BOOK: In his debut novel, Sweetness #9, Stephan Eirik Clark exploits the widespread fear that food companies will gladly market products that promote obesity and other health problems if the profits are good enough. His protagonist, David Leveraux, is a "flavor chemist" whose first job after grad school involves feeding rats an experimental sugar substitute known as Sweetness #9, also known as "The Nine." Despite the adverse effects that appear in the animals (they develop "rage issues," for example, and become massively obese), the sweetener is marketed anyway, and becomes extremely lucrative for the company.
Leveraux decides to go along to get along, but the guilt he feels for failing to stop "The Nine" from reaching market never subsides, and eventually the effects of the product intrude upon his own life. Although he avoids the substance himself, his wife Betty becomes obese from using it, and his son develops a peculiar disability — he stops using verbs in his sentences. His daughter, in contrast, becomes an outspoken vegan natural foods crusader who remains unaware of her father's role in marketing "The Nine."
Like Don DeLillo's White Noise, Clark manages to blend the apocalyptic with the absurd, coaxing laughter from tragedy. Leveraux's mentor, for example, used to be a cook in Hitler's bunker. "I didn't just serve in the war," the man announces. "I served Hitler his dinner!" (Could this be a sly allusion to DeLillo's protagonist in White Noise, a professor who claims he invented Hitler studies in North America in 1968?) Leveraux lost his parents to Charles Whitman, the sniper who killed 16 people from a clock tower at the University of Texas at Austin in 1966. And the book's epigraph consists of a quote by Ronald Reagan: "All great change in America begins at the dinner table."
WHY READ? Books about the American food industry tend to elicit fear, but by dealing with the abuses through dark comedy and satire, Clark elicits outrage as well as withering laughter. His book implicitly compares humans to lab animals — passive receptacles of harmful products that generate large profits.
Although Clark appears to be playing his subject matter for laughs, don't be surprised if you start to wonder what really produces the macadamia chocolate flavor in your coffee creamer, or the strawberry flavor in your yogurt.

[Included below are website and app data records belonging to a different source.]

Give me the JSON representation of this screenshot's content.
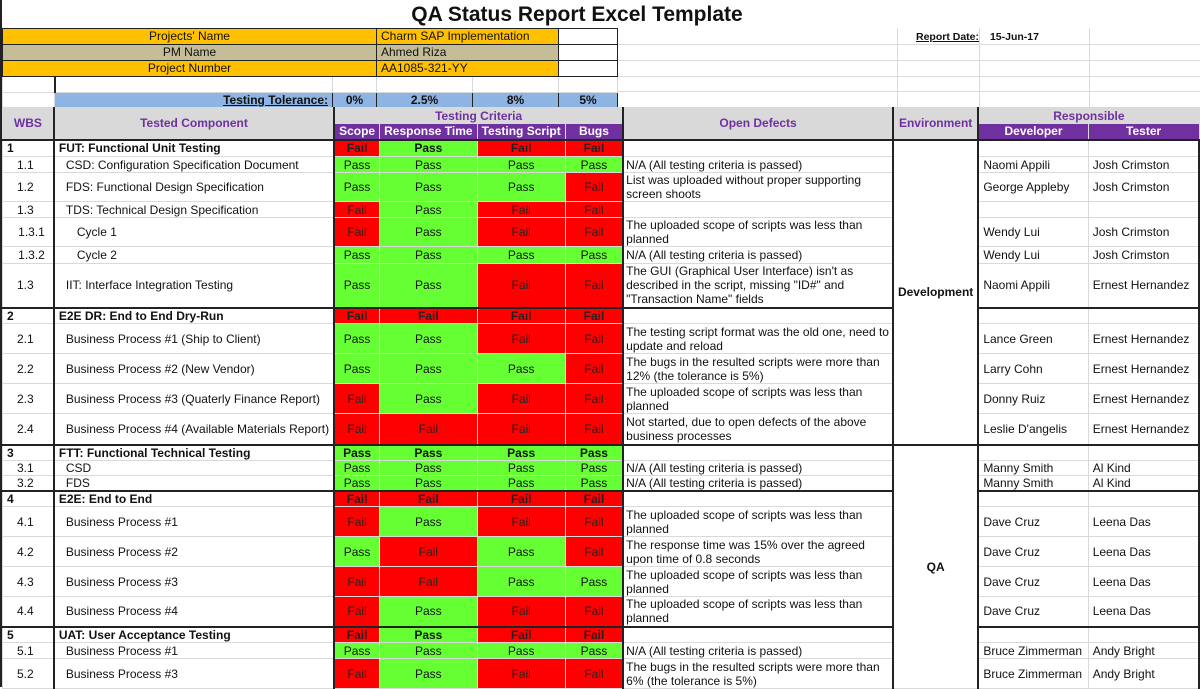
{
  "title": "QA Status Report Excel Template",
  "project_info": {
    "project_name_label": "Projects' Name",
    "project_name": "Charm SAP Implementation",
    "pm_label": "PM Name",
    "pm_name": "Ahmed Riza",
    "project_number_label": "Project Number",
    "project_number": "AA1085-321-YY",
    "report_date_label": "Report Date:",
    "report_date": "15-Jun-17"
  },
  "tolerance": {
    "label": "Testing Tolerance:",
    "scope": "0%",
    "response_time": "2.5%",
    "testing_script": "8%",
    "bugs": "5%"
  },
  "headers": {
    "wbs": "WBS",
    "component": "Tested Component",
    "criteria": "Testing Criteria",
    "scope": "Scope",
    "response_time": "Response Time",
    "testing_script": "Testing Script",
    "bugs": "Bugs",
    "defects": "Open Defects",
    "environment": "Environment",
    "responsible": "Responsible",
    "developer": "Developer",
    "tester": "Tester"
  },
  "environments": [
    "Development",
    "QA"
  ],
  "colors": {
    "pass": "#66ff33",
    "fail": "#ff0000",
    "header_purple": "#7030a0",
    "orange": "#ffc000",
    "tan": "#c4bd97",
    "blue": "#8db4e2"
  },
  "rows": [
    {
      "wbs": "1",
      "component": "FUT: Functional Unit Testing",
      "section": true,
      "scope": "Fail",
      "rt": "Pass",
      "ts": "Fail",
      "bugs": "Fail",
      "defect": "",
      "dev": "",
      "tester": ""
    },
    {
      "wbs": "1.1",
      "component": "CSD: Configuration Specification Document",
      "scope": "Pass",
      "rt": "Pass",
      "ts": "Pass",
      "bugs": "Pass",
      "defect": "N/A (All testing criteria is passed)",
      "dev": "Naomi Appili",
      "tester": "Josh Crimston"
    },
    {
      "wbs": "1.2",
      "component": "FDS: Functional Design Specification",
      "scope": "Pass",
      "rt": "Pass",
      "ts": "Pass",
      "bugs": "Fail",
      "defect": "List was uploaded without proper supporting screen shoots",
      "dev": "George Appleby",
      "tester": "Josh Crimston"
    },
    {
      "wbs": "1.3",
      "component": "TDS: Technical Design Specification",
      "scope": "Fail",
      "rt": "Pass",
      "ts": "Fail",
      "bugs": "Fail",
      "defect": "",
      "dev": "",
      "tester": ""
    },
    {
      "wbs": "1.3.1",
      "component": "Cycle 1",
      "scope": "Fail",
      "rt": "Pass",
      "ts": "Fail",
      "bugs": "Fail",
      "defect": "The uploaded scope of scripts was less than planned",
      "dev": "Wendy Lui",
      "tester": "Josh Crimston"
    },
    {
      "wbs": "1.3.2",
      "component": "Cycle 2",
      "scope": "Pass",
      "rt": "Pass",
      "ts": "Pass",
      "bugs": "Pass",
      "defect": "N/A (All testing criteria is passed)",
      "dev": "Wendy Lui",
      "tester": "Josh Crimston"
    },
    {
      "wbs": "1.3",
      "component": "IIT: Interface Integration Testing",
      "scope": "Pass",
      "rt": "Pass",
      "ts": "Fail",
      "bugs": "Fail",
      "defect": "The GUI (Graphical User Interface) isn't as described in the script, missing \"ID#\" and \"Transaction Name\" fields",
      "dev": "Naomi Appili",
      "tester": "Ernest Hernandez"
    },
    {
      "wbs": "2",
      "component": "E2E DR: End to End Dry-Run",
      "section": true,
      "scope": "Fail",
      "rt": "Fail",
      "ts": "Fail",
      "bugs": "Fail",
      "defect": "",
      "dev": "",
      "tester": ""
    },
    {
      "wbs": "2.1",
      "component": "Business Process #1 (Ship to Client)",
      "scope": "Pass",
      "rt": "Pass",
      "ts": "Fail",
      "bugs": "Fail",
      "defect": "The testing script format was the old one, need to update and reload",
      "dev": "Lance Green",
      "tester": "Ernest Hernandez"
    },
    {
      "wbs": "2.2",
      "component": "Business Process #2 (New Vendor)",
      "scope": "Pass",
      "rt": "Pass",
      "ts": "Pass",
      "bugs": "Fail",
      "defect": "The bugs in the resulted scripts were more than 12% (the tolerance is 5%)",
      "dev": "Larry Cohn",
      "tester": "Ernest Hernandez"
    },
    {
      "wbs": "2.3",
      "component": "Business Process #3 (Quaterly Finance Report)",
      "scope": "Fail",
      "rt": "Pass",
      "ts": "Fail",
      "bugs": "Fail",
      "defect": "The uploaded scope of scripts was less than planned",
      "dev": "Donny Ruiz",
      "tester": "Ernest Hernandez"
    },
    {
      "wbs": "2.4",
      "component": "Business Process #4 (Available Materials Report)",
      "scope": "Fail",
      "rt": "Fail",
      "ts": "Fail",
      "bugs": "Fail",
      "defect": "Not started, due to open defects of the above business processes",
      "dev": "Leslie D'angelis",
      "tester": "Ernest Hernandez"
    },
    {
      "wbs": "3",
      "component": "FTT: Functional Technical Testing",
      "section": true,
      "scope": "Pass",
      "rt": "Pass",
      "ts": "Pass",
      "bugs": "Pass",
      "defect": "",
      "dev": "",
      "tester": ""
    },
    {
      "wbs": "3.1",
      "component": "CSD",
      "scope": "Pass",
      "rt": "Pass",
      "ts": "Pass",
      "bugs": "Pass",
      "defect": "N/A (All testing criteria is passed)",
      "dev": "Manny Smith",
      "tester": "Al Kind"
    },
    {
      "wbs": "3.2",
      "component": "FDS",
      "scope": "Pass",
      "rt": "Pass",
      "ts": "Pass",
      "bugs": "Pass",
      "defect": "N/A (All testing criteria is passed)",
      "dev": "Manny Smith",
      "tester": "Al Kind"
    },
    {
      "wbs": "4",
      "component": "E2E: End to End",
      "section": true,
      "scope": "Fail",
      "rt": "Fail",
      "ts": "Fail",
      "bugs": "Fail",
      "defect": "",
      "dev": "",
      "tester": ""
    },
    {
      "wbs": "4.1",
      "component": "Business Process #1",
      "scope": "Fail",
      "rt": "Pass",
      "ts": "Fail",
      "bugs": "Fail",
      "defect": "The uploaded scope of scripts was less than planned",
      "dev": "Dave Cruz",
      "tester": "Leena Das"
    },
    {
      "wbs": "4.2",
      "component": "Business Process #2",
      "scope": "Pass",
      "rt": "Fail",
      "ts": "Pass",
      "bugs": "Fail",
      "defect": "The response time was 15% over the agreed upon time of 0.8 seconds",
      "dev": "Dave Cruz",
      "tester": "Leena Das"
    },
    {
      "wbs": "4.3",
      "component": "Business Process #3",
      "scope": "Fail",
      "rt": "Fail",
      "ts": "Pass",
      "bugs": "Pass",
      "defect": "The uploaded scope of scripts was less than planned",
      "dev": "Dave Cruz",
      "tester": "Leena Das"
    },
    {
      "wbs": "4.4",
      "component": "Business Process #4",
      "scope": "Fail",
      "rt": "Pass",
      "ts": "Fail",
      "bugs": "Fail",
      "defect": "The uploaded scope of scripts was less than planned",
      "dev": "Dave Cruz",
      "tester": "Leena Das"
    },
    {
      "wbs": "5",
      "component": "UAT: User Acceptance Testing",
      "section": true,
      "scope": "Fail",
      "rt": "Pass",
      "ts": "Fail",
      "bugs": "Fail",
      "defect": "",
      "dev": "",
      "tester": ""
    },
    {
      "wbs": "5.1",
      "component": "Business Process #1",
      "scope": "Pass",
      "rt": "Pass",
      "ts": "Pass",
      "bugs": "Pass",
      "defect": "N/A (All testing criteria is passed)",
      "dev": "Bruce Zimmerman",
      "tester": "Andy Bright"
    },
    {
      "wbs": "5.2",
      "component": "Business Process #3",
      "scope": "Fail",
      "rt": "Pass",
      "ts": "Fail",
      "bugs": "Fail",
      "defect": "The bugs in the resulted scripts were more than 6% (the tolerance is 5%)",
      "dev": "Bruce Zimmerman",
      "tester": "Andy Bright"
    }
  ]
}
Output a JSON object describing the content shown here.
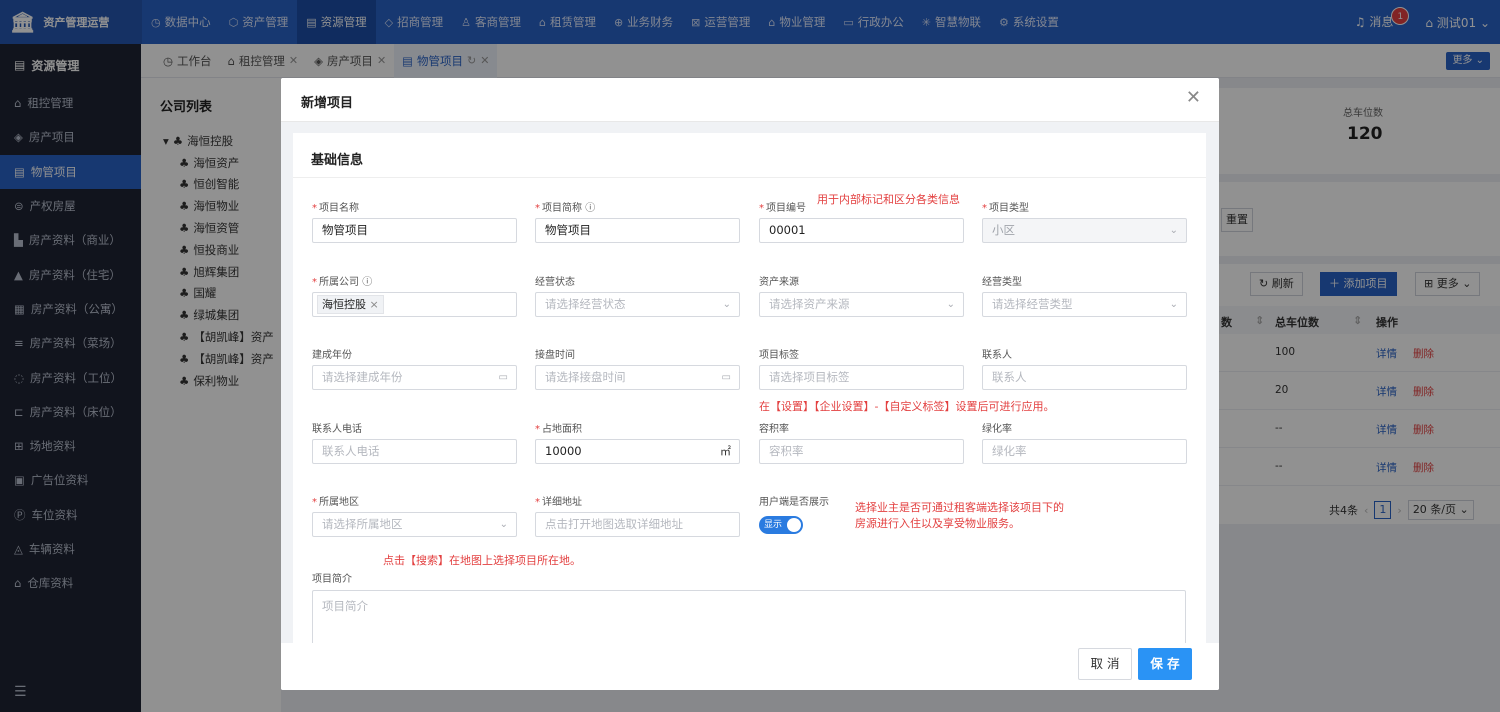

MAKE IT: Although Sweetness #9 adds up to a clever indictment of artificial sweeteners, no one, not even Stephan Eirik Clark himself, would complain about sweetness itself, so any discussion of his book should be accompanied by a sweet treat, such as this Chocolate Cassis Cake from the Barefoot Contessa, Ina Garten.
Tom Valeo, Times correspondent